  18. ^ a b Ziemba, Stanley (2005-12-21). "State targets Harvey mall asbestos work". Chicago Tribune. 
  19. ^ Ziemba, Stanley (2005-07-02). "Work on mall in Harvey sparks a suit over asbestos". Chicago Tribune. 
  20. ^ Noel, Josh (2007-04-02). "Threats alleged in mall tiff". Chicago Tribune. 
  21. ^ a b c Schorsch, Kristen (2010-02-16). "Another mission for 'Blues Brothers' mall". Chicago Tribune. Retrieved 2010-02-16. 
  22. ^ "'Blues Brothers' Mall damaged". WBBM 780. 2009-07-20. Archived from the original on July 24, 2009. Retrieved 2009-07-21.  The news report incorrectly states the fire broke out in Sears; however there was never a Sears store at Dixie Square.
  23. ^ "Quinn announces $4 million grant to raze 'Blues Brothers' mall". Chicago Breaking News. 2010-09-23. Retrieved 2010-09-23. 
  24. ^ Roeder, David (2011-06-07). "Dixie Square ruins remain untouched". Chicago Sun-Times. Retrieved 2011-06-30. 
  25. ^ "Demolition Going Ahead At Last At Long-Abandoned Dixie Square Mall". CBS 2 Chicago. Chicago, Illinois. 27 January 2012. Retrieved 30 April 2012. 
  26. ^ "Dixie Square Mall demolition begins". Chicago Tribune. February 16, 2012. Archived from the original on February 18, 2012. 
  27. ^ Passel, Ed (2012), Editorial Advisory Board: SMMA works behind scenes to improve lives, The Times of Northwest Indiana, retrieved 2012-11-25 
  28. ^ "Harvey mayor touts achievements, rivals push for change as election looms". Daily Southtown. Retrieved 2015-11-07. 

Further reading[edit]

  • Luhar-Trice, Christopher W. (2008). Aesthetics of Abandonment: The Dixie Square Project.
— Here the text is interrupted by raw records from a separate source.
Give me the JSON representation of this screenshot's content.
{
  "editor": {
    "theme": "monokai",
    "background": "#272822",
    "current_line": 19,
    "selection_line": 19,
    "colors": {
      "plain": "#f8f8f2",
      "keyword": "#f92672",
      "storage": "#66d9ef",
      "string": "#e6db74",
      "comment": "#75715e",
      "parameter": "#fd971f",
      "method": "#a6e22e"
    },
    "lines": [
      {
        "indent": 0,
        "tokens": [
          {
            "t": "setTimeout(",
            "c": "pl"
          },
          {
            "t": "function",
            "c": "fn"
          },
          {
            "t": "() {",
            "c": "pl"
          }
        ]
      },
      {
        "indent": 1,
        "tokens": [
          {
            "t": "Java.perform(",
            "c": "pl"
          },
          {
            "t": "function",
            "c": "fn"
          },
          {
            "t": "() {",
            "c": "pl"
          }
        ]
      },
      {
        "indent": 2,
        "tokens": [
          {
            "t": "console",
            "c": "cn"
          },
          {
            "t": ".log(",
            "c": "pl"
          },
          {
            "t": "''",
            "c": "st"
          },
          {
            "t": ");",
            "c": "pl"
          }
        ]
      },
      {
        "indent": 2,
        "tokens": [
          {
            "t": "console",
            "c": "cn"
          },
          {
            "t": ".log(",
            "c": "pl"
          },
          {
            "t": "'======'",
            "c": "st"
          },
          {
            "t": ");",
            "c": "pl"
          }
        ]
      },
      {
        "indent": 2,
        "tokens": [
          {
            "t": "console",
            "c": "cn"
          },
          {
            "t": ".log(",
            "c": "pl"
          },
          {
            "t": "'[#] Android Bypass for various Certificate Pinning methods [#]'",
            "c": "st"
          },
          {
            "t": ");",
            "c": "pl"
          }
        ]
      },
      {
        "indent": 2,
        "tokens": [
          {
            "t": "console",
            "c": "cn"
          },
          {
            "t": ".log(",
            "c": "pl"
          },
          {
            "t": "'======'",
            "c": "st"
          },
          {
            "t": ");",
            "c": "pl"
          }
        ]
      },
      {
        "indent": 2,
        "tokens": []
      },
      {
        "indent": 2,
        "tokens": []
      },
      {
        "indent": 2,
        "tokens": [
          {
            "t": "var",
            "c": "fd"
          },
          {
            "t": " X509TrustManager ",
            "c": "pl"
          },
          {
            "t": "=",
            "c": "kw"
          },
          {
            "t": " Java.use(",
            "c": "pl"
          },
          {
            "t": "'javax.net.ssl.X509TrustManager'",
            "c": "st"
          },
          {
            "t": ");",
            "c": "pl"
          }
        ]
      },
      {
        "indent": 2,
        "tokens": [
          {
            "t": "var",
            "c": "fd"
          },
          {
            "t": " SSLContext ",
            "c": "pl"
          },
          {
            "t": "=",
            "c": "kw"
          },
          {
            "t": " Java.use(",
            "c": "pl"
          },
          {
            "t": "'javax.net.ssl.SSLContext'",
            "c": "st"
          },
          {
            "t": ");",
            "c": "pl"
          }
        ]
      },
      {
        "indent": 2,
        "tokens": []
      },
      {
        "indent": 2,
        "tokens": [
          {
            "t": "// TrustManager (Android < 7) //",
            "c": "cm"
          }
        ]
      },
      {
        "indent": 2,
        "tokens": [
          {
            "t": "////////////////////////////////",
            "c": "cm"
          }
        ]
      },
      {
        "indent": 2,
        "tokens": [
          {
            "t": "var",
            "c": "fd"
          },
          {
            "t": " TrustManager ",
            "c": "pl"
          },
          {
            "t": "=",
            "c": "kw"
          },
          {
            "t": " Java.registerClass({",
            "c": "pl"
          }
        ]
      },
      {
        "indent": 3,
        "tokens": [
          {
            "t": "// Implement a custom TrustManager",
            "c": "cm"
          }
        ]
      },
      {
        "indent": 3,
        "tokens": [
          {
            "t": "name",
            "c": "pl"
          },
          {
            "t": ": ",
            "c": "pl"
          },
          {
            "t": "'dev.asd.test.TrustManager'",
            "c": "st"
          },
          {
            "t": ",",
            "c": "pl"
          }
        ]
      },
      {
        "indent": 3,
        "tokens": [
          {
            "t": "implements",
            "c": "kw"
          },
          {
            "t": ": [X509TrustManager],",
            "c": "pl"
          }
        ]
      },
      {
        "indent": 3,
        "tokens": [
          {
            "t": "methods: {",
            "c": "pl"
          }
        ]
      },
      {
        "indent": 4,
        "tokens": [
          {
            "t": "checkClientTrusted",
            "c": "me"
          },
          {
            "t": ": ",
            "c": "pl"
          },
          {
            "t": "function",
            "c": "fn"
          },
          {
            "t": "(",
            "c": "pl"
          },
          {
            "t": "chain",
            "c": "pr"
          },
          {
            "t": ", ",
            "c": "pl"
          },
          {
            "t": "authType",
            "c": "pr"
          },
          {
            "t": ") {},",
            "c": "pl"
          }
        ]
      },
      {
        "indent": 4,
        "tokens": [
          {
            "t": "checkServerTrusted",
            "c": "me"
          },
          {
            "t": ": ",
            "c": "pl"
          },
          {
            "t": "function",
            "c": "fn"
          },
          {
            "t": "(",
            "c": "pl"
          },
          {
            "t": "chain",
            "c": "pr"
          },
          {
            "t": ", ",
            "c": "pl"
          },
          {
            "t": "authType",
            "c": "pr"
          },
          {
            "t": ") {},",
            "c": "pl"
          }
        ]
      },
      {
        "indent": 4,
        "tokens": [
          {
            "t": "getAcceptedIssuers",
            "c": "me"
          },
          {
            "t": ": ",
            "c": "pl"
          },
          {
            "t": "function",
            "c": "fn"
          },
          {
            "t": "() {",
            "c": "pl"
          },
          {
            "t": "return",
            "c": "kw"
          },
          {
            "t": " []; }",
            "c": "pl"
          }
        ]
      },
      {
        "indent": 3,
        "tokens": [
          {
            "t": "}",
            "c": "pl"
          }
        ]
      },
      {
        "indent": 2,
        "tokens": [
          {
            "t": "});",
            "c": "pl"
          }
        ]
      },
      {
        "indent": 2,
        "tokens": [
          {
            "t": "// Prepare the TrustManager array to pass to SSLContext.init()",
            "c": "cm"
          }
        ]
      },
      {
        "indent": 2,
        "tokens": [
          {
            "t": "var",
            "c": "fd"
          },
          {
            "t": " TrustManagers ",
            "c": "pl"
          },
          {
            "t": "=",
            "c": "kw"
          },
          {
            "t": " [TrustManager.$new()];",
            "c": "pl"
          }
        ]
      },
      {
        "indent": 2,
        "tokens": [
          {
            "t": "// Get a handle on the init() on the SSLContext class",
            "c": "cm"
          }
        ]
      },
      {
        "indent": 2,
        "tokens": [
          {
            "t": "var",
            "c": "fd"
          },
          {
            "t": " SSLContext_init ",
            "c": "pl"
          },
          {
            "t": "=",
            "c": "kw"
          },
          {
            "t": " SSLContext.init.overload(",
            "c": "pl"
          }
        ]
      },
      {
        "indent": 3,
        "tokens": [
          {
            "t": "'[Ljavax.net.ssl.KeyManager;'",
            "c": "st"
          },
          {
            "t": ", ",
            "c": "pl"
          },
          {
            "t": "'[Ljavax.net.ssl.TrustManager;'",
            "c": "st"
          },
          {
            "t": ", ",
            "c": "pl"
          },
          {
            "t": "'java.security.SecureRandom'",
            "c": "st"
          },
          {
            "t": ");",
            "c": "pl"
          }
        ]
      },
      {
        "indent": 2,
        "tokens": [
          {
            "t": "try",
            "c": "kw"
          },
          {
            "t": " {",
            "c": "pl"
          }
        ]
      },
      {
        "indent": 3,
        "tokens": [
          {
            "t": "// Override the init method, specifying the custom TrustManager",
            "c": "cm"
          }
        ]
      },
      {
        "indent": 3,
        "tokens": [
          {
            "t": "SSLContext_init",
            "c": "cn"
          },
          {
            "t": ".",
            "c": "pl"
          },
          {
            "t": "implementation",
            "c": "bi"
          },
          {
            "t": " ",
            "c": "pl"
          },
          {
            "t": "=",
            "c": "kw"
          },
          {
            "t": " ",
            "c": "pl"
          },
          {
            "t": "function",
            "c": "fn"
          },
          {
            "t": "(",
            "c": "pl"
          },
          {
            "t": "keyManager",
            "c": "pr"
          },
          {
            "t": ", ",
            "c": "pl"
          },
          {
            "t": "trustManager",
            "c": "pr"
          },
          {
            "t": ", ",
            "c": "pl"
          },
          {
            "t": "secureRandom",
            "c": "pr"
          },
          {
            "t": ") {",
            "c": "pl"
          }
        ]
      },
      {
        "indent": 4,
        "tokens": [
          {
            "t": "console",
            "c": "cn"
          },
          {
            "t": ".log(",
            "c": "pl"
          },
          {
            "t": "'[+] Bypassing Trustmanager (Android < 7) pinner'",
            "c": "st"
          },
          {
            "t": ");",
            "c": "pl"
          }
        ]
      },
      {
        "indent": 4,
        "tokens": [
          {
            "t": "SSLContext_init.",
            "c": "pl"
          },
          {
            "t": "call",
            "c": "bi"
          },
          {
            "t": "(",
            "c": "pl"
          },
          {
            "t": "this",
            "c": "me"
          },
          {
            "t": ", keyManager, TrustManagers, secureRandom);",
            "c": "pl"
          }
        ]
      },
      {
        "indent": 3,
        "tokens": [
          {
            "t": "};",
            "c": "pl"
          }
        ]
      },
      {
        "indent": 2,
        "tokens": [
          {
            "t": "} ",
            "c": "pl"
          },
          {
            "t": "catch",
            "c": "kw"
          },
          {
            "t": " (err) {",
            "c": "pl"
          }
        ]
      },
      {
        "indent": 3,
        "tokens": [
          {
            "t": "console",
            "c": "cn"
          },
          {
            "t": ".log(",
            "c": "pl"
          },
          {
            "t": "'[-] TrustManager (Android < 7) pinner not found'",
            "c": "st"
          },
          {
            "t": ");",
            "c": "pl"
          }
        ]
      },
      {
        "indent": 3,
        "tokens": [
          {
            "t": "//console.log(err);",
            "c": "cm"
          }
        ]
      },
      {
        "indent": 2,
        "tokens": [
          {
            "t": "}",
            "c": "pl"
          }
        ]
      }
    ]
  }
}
ISBN 978-0-615-26033-4. 

External links[edit]

Coordinates: 41°36′48″N 87°40′07″W / 41.6132°N 87.6687°W / 41.6132; -87.6687